WHAT YOU ARE ASKED TO DO
The whole listing needs to be restated word for word.

DATA IN THIS EXERCISE
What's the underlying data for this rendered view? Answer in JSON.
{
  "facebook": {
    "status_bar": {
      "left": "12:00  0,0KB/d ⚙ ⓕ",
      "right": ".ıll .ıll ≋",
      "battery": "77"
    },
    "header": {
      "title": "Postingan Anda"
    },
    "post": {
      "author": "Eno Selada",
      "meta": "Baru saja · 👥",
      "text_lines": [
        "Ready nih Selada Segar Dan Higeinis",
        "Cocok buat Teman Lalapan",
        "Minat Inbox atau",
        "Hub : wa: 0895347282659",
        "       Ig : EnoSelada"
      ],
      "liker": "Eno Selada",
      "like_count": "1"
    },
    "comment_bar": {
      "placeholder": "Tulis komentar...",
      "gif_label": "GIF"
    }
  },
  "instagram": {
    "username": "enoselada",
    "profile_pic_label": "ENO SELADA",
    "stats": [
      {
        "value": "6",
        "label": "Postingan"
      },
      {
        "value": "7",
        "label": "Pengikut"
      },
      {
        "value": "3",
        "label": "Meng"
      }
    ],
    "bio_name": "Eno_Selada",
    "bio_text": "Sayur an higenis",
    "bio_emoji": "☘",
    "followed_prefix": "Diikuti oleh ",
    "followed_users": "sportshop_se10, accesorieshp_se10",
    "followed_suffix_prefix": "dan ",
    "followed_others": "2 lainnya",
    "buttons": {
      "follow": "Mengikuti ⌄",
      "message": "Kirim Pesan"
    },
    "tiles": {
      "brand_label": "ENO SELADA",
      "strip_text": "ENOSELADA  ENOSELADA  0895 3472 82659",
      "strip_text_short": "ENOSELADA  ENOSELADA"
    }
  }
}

WRITTEN ANSWER
What's the underlying data for this rendered view? Answer in JSON.
{
  "facebook": {
    "status_bar": {
      "left": "12:00  0,0KB/d ⚙ ⓕ",
      "right": ".ıll .ıll ≋",
      "battery": "77"
    },
    "header": {
      "title": "Postingan Anda"
    },
    "post": {
      "author": "Eno Selada",
      "meta": "Baru saja · 👥",
      "text_lines": [
        "Ready nih Selada Segar Dan Higeinis",
        "Cocok buat Teman Lalapan",
        "Minat Inbox atau",
        "Hub : wa: 0895347282659",
        "       Ig : EnoSelada"
      ],
      "liker": "Eno Selada",
      "like_count": "1"
    },
    "comment_bar": {
      "placeholder": "Tulis komentar...",
      "gif_label": "GIF"
    }
  },
  "instagram": {
    "username": "enoselada",
    "profile_pic_label": "ENO SELADA",
    "stats": [
      {
        "value": "6",
        "label": "Postingan"
      },
      {
        "value": "7",
        "label": "Pengikut"
      },
      {
        "value": "3",
        "label": "Meng"
      }
    ],
    "bio_name": "Eno_Selada",
    "bio_text": "Sayur an higenis",
    "bio_emoji": "☘",
    "followed_prefix": "Diikuti oleh ",
    "followed_users": "sportshop_se10, accesorieshp_se10",
    "followed_suffix_prefix": "dan ",
    "followed_others": "2 lainnya",
    "buttons": {
      "follow": "Mengikuti ⌄",
      "message": "Kirim Pesan"
    },
    "tiles": {
      "brand_label": "ENO SELADA",
      "strip_text": "ENOSELADA  ENOSELADA  0895 3472 82659",
      "strip_text_short": "ENOSELADA  ENOSELADA"
    }
  }
}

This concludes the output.